*** Opening of The data ***

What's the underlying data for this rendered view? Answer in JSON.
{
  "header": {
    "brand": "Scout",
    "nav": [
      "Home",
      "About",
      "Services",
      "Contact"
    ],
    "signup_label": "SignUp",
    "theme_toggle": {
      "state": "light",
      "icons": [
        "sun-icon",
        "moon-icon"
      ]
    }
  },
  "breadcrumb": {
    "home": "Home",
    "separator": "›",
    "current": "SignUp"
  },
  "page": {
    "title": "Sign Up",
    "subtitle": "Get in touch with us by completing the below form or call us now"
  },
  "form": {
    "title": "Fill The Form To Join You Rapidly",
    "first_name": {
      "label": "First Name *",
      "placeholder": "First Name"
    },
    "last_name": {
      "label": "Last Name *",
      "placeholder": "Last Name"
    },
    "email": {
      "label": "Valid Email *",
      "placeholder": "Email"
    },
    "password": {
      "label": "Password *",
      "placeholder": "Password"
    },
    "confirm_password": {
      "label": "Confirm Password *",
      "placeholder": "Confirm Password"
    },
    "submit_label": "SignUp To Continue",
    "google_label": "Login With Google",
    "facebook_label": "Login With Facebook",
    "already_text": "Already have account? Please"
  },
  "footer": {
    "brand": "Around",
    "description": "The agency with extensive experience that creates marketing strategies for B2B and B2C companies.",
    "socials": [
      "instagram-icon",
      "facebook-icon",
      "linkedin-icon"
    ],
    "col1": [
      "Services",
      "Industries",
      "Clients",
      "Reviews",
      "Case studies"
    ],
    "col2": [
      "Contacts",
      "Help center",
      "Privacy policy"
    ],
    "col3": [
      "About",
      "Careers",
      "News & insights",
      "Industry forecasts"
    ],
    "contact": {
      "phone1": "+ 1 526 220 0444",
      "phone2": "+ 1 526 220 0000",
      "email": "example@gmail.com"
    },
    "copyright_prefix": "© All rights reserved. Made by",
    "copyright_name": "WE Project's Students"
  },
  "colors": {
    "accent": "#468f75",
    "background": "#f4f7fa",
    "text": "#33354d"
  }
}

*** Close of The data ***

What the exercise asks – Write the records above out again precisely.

Reply to the task –
What's the underlying data for this rendered view? Answer in JSON.
{
  "header": {
    "brand": "Scout",
    "nav": [
      "Home",
      "About",
      "Services",
      "Contact"
    ],
    "signup_label": "SignUp",
    "theme_toggle": {
      "state": "light",
      "icons": [
        "sun-icon",
        "moon-icon"
      ]
    }
  },
  "breadcrumb": {
    "home": "Home",
    "separator": "›",
    "current": "SignUp"
  },
  "page": {
    "title": "Sign Up",
    "subtitle": "Get in touch with us by completing the below form or call us now"
  },
  "form": {
    "title": "Fill The Form To Join You Rapidly",
    "first_name": {
      "label": "First Name *",
      "placeholder": "First Name"
    },
    "last_name": {
      "label": "Last Name *",
      "placeholder": "Last Name"
    },
    "email": {
      "label": "Valid Email *",
      "placeholder": "Email"
    },
    "password": {
      "label": "Password *",
      "placeholder": "Password"
    },
    "confirm_password": {
      "label": "Confirm Password *",
      "placeholder": "Confirm Password"
    },
    "submit_label": "SignUp To Continue",
    "google_label": "Login With Google",
    "facebook_label": "Login With Facebook",
    "already_text": "Already have account? Please"
  },
  "footer": {
    "brand": "Around",
    "description": "The agency with extensive experience that creates marketing strategies for B2B and B2C companies.",
    "socials": [
      "instagram-icon",
      "facebook-icon",
      "linkedin-icon"
    ],
    "col1": [
      "Services",
      "Industries",
      "Clients",
      "Reviews",
      "Case studies"
    ],
    "col2": [
      "Contacts",
      "Help center",
      "Privacy policy"
    ],
    "col3": [
      "About",
      "Careers",
      "News & insights",
      "Industry forecasts"
    ],
    "contact": {
      "phone1": "+ 1 526 220 0444",
      "phone2": "+ 1 526 220 0000",
      "email": "example@gmail.com"
    },
    "copyright_prefix": "© All rights reserved. Made by",
    "copyright_name": "WE Project's Students"
  },
  "colors": {
    "accent": "#468f75",
    "background": "#f4f7fa",
    "text": "#33354d"
  }
}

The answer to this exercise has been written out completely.